As recently as seven months ago, Ashish Mittal was one of ANZ’s top bankers in Singapore and co-head of the firm’s commodities business globally. Now he’s doing something completely different – and it isn’t fintech.
Mittal has left the finance sector altogether to buy and manage SACAC Counselling, a 44-year-old company that provides counselling and psychotherapy support to adults and children in Singapore.
“After 25 years in finance I wanted to try something new and also give back to society,” says Mittal. “A lot of bankers in my position go down the well-trodden start-up route, but by taking over an established business I haven’t faced the typical start-up pressures. I’m not battling to sign my first client or constantly worrying about revenue.”
Instead Mittal says he’s been able to focus straightaway on expanding his business and improving its customer service – the stuff of pipedreams for the average banker-turned-entrepreneur.
“My wife is a counsellor, so I understand some of the nuances of the sector. But coming from another industry, banking, I can also spot the growth and profit opportunities that the insiders might not see,” says Mittal.
“For example, Singapore is a developed market for counselling services, but most counsellors work in small set-ups. By contrast, we can fill a need for flexible seven-days-a-week services.”
He says SACAC Counselling also plans to expand regionally. “In a country like Indonesia, there’s a real lack of quality counselling services and a growing professional market that needs better access to it.”
Counselling is one of the few sectors that’s “virtually recession proof”, says Mittal. “Work-related stress, for example, is rising. There are no easy jobs now, so we have clients across many sectors, including banking.”
“Stress is all relative. Working in a bank feels incredibly stressful to you, even if people elsewhere might be doing even more demanding jobs. That’s where counselling can help – banking professionals often just need someone to talk to who doesn’t judge them or compare them to others.”
As director of SACAC Counselling, Mittal says his job is to provide the firm with “strategic direction”. “When you’re running a company, one of the main challenges in my view is to employ people who are better than you in their areas of the business. I’m constantly using all the people management skills that I learnt in banking.”
Mittal’s time in financial services also equipped him to deal with his sudden career change last year. “That’s because I’ve got a track record of establishing new businesses within banks from the ground up,” he explains.
Back in 2000 Mittal moved from his native India to Dubai to set up Standard Chartered’s structured products business there. “I was pretty much the only person in the Middle East in a dedicated structured sales role.
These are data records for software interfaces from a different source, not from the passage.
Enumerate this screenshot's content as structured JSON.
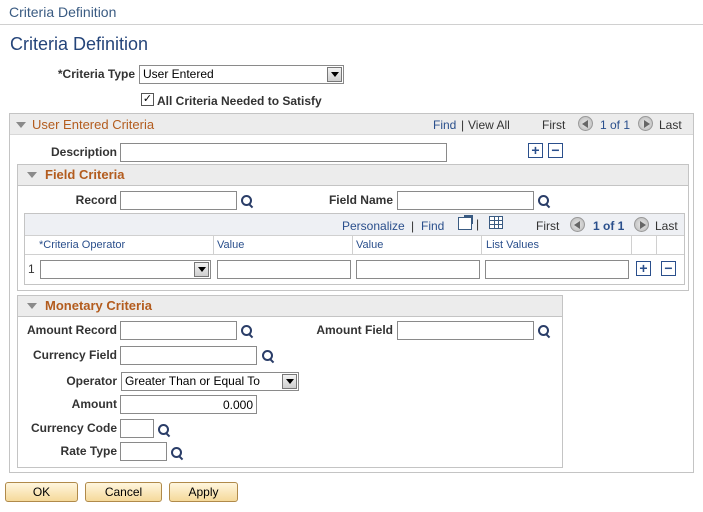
{
  "header": {
    "breadcrumb_title": "Criteria Definition",
    "page_title": "Criteria Definition"
  },
  "criteria_type": {
    "label": "*Criteria Type",
    "value": "User Entered"
  },
  "all_criteria": {
    "label": "All Criteria Needed to Satisfy",
    "checked": true,
    "check_glyph": "✓"
  },
  "user_entered_criteria": {
    "title": "User Entered Criteria",
    "find": "Find",
    "separator": "|",
    "view_all": "View All",
    "first": "First",
    "page_info": "1 of 1",
    "last": "Last",
    "description_label": "Description",
    "description_value": "",
    "add_symbol": "+",
    "remove_symbol": "−"
  },
  "field_criteria": {
    "title": "Field Criteria",
    "record_label": "Record",
    "record_value": "",
    "field_name_label": "Field Name",
    "field_name_value": "",
    "grid": {
      "personalize": "Personalize",
      "separator": "|",
      "find": "Find",
      "first": "First",
      "page_info": "1 of 1",
      "last": "Last",
      "columns": [
        "*Criteria Operator",
        "Value",
        "Value",
        "List Values"
      ],
      "rows": [
        {
          "num": "1",
          "operator": "",
          "value1": "",
          "value2": "",
          "list_values": ""
        }
      ],
      "add_symbol": "+",
      "remove_symbol": "−"
    }
  },
  "monetary_criteria": {
    "title": "Monetary Criteria",
    "amount_record_label": "Amount Record",
    "amount_record_value": "",
    "amount_field_label": "Amount Field",
    "amount_field_value": "",
    "currency_field_label": "Currency Field",
    "currency_field_value": "",
    "operator_label": "Operator",
    "operator_value": "Greater Than or Equal To",
    "amount_label": "Amount",
    "amount_value": "0.000",
    "currency_code_label": "Currency Code",
    "currency_code_value": "",
    "rate_type_label": "Rate Type",
    "rate_type_value": ""
  },
  "buttons": {
    "ok": "OK",
    "cancel": "Cancel",
    "apply": "Apply"
  },
  "icons": {
    "lookup": "magnifier-icon",
    "collapse": "triangle-down-icon",
    "prev": "arrow-left-circle-icon",
    "next": "arrow-right-circle-icon",
    "export": "new-window-icon",
    "download": "spreadsheet-icon"
  },
  "colors": {
    "title": "#25457a",
    "section": "#b35c1e",
    "link": "#2a4f8c",
    "button": "#f5d99a"
  }
}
I built a solid team for the three years I was there, and we were way ahead of the game.”
“I could have stayed in the Middle East for the rest of my career, but instead of continuing there I took a more exciting opportunity as Stan Chart’s deputy head of markets in Indonesia.”
By 2004 Mittal was in Singapore as the bank’s head of Southeast Asia sales for financial markets. Five years later came another big career change: he was appointed global head of commodity sales.
“Stand Chart didn’t previously have a commodities business and I’d never worked in commodities. The glass wasn’t half empty; it was totally empty,” says Mittal. “But not being a traditional commodities guy actually worked to my advantage.”
“The experienced players were mainly focused on selling commodities pricing solutions, but I used my structuring skills to combine finance and hedging solutions, for example. In a relatively short time, we went from zero to about half a billion dollars in revenues by 2012.”
In that year, however, Stan Chart’s wider business was going through “challenging times”. “I could see the writing on the wall for all the restructuring that the bank subsequently went through.”
Mittal joined ANZ because it too was set to expand its Asia commodities operations. “The business grew four-fold between 2012 and 2015, before the bank’s overall strategy reverted to being more Australian focused,” he says.
“If you want to keep your career exciting in banking, you must always take new opportunities in new parts of the sector. I’ve always tried to change things up.”